Another major obstacle to Islamic unity today is the fact that Muslims are not studying the primary sources of the other side. Due to the fact that Sunni Muslims constitute the majority of the Ummah, most studies of controversial issues are always conducted through Sunni sources only. The same applies to Shi‘is, but to a lesser extent as Islamic educational institutions in al-Najaf and Qum use many Sunni sources in their curriculum. As Sunni centers of learning in Egypt, Spain and the Arabian Peninsula became subjugated to foreign powers, the Sunni side of the Ummah is currently lagging behind in this aspect. Hopefully, the ongoing Islamic Awakening in the Muslim East will at some point in the future lead to the restoration of Sunni centers of Islamic scholarship to their previous authentic scholarly status.
To achieve unity, a credible Islamic institution must bring together the Islamic leadership of the Ummah not tied to corrupt and illegitimate regimes and chart out a practical and specific unity program that does not ignore the differences and can be implemented in the daily lives of ordinary Muslims. For example, there is a preponderance of books highlighting differences between Sunni and Shi‘i schools of jurisprudence. Ask a reasonably informed Sunni or Shi‘i, he/she will immediately tell you the differences, yet both would struggle to name similarities on contentious issues.
Another underestimated platform of unity is the Jumu‘ah Salah. Sunni and Shi‘i ‘ulama must rotate and deliver Friday khutbahs in each other’s congregations and not shy away from respectfully addressing contentious topics in a scholarly manner. There are hundreds of other practical things both sides can do to eliminate sectarianism, but without an institutionalized framework, socio-political and financial backing these types of endeavors for unity will have limited impact as the opposition to this approach possesses vast state resources.
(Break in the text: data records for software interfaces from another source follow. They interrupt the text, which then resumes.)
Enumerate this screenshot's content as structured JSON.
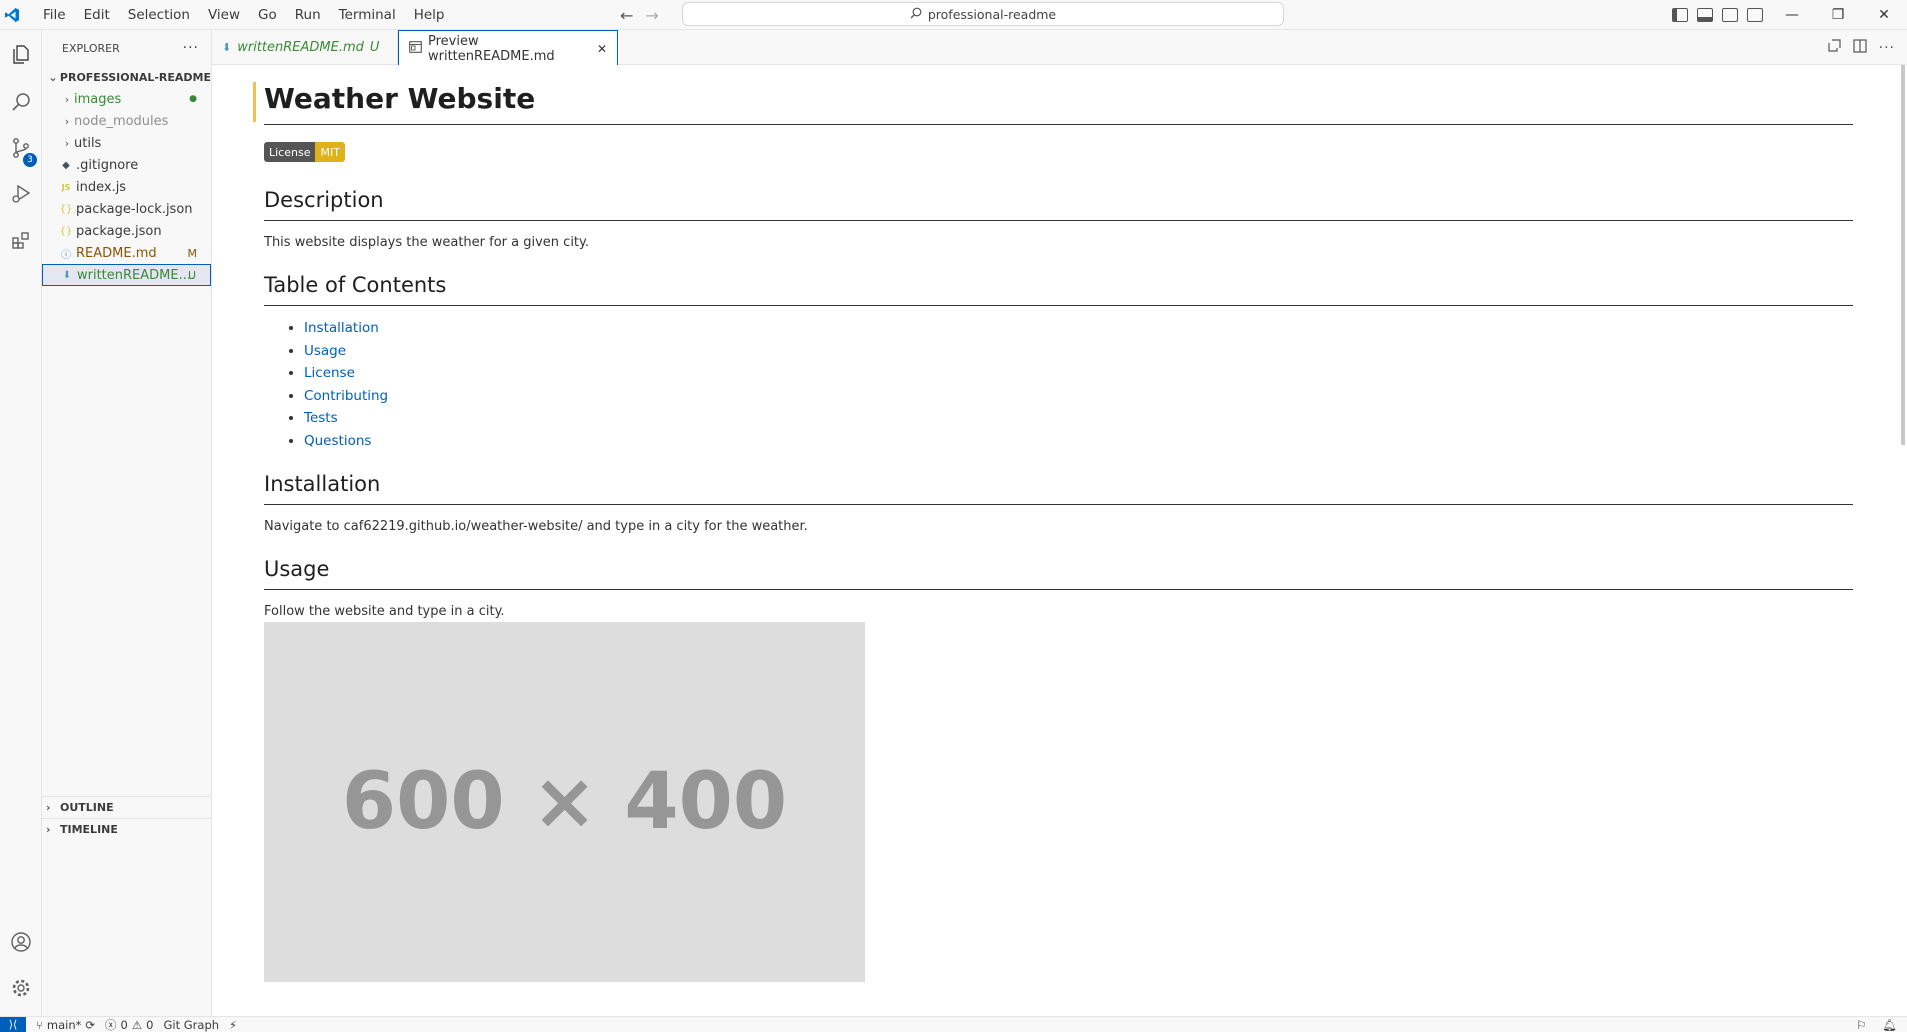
{
  "titlebar": {
    "menus": [
      "File",
      "Edit",
      "Selection",
      "View",
      "Go",
      "Run",
      "Terminal",
      "Help"
    ],
    "search_text": "professional-readme"
  },
  "activity": {
    "scm_badge": "3"
  },
  "sidebar": {
    "title": "EXPLORER",
    "root": "PROFESSIONAL-README",
    "items": [
      {
        "label": "images",
        "type": "folder",
        "deco": "●"
      },
      {
        "label": "node_modules",
        "type": "folder",
        "deco": ""
      },
      {
        "label": "utils",
        "type": "folder",
        "deco": ""
      },
      {
        "label": ".gitignore",
        "type": "file",
        "deco": ""
      },
      {
        "label": "index.js",
        "type": "file",
        "deco": ""
      },
      {
        "label": "package-lock.json",
        "type": "file",
        "deco": ""
      },
      {
        "label": "package.json",
        "type": "file",
        "deco": ""
      },
      {
        "label": "README.md",
        "type": "file",
        "deco": "M"
      },
      {
        "label": "writtenREADME....",
        "type": "file",
        "deco": "U"
      }
    ],
    "outline": "OUTLINE",
    "timeline": "TIMELINE"
  },
  "tabs": [
    {
      "label": "writtenREADME.md",
      "status": "U"
    },
    {
      "label": "Preview writtenREADME.md",
      "close": "✕"
    }
  ],
  "preview": {
    "title": "Weather Website",
    "badge_left": "License",
    "badge_right": "MIT",
    "description_heading": "Description",
    "description_text": "This website displays the weather for a given city.",
    "toc_heading": "Table of Contents",
    "toc": [
      "Installation",
      "Usage",
      "License",
      "Contributing",
      "Tests",
      "Questions"
    ],
    "installation_heading": "Installation",
    "installation_text": "Navigate to caf62219.github.io/weather-website/ and type in a city for the weather.",
    "usage_heading": "Usage",
    "usage_text": "Follow the website and type in a city.",
    "image_text": "600 × 400"
  },
  "statusbar": {
    "branch": "main*",
    "errors": "0",
    "warnings": "0",
    "git_graph": "Git Graph"
  },
  "colors": {
    "accent": "#005fb8",
    "added": "#388a34",
    "modified": "#895503",
    "badge_mit": "#dfb317"
  }
}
In 2003 American political scientist and Islamophobe Cheryl Benard wrote a paper for the Rand Corporation (updated in 2007) called Civil Democratic Islam: Partners, Resources, and Strategies. Benard’s paper is a straightforward neo-colonization roadmap. She states that “to encourage positive change in the Islamic world toward greater democracy, modernity, and compatibility with the contemporary international world order, the United States and the West need to consider very carefully which elements, trends, and forces within Islam they intend to strengthen… support the modernists first, support the traditionalists against the fundamentalists, confront and oppose the fundamentalist and selectively support secularists.” From an imperialist perspective her proposal offers a sound model. Analyzing the policies of the US government and of its major strategic partners, it is evident that they have fully incorporated Benard’s proposal on how to divide and rule Muslim societies. The only way to stop this brutal neo-colonization project from succeeding is for Muslims to chart a practical unity framework that highlights similarities, implements proximity of schools of Islamic jurisprudence, and acknowledges and respects Islamically-legitimate differences.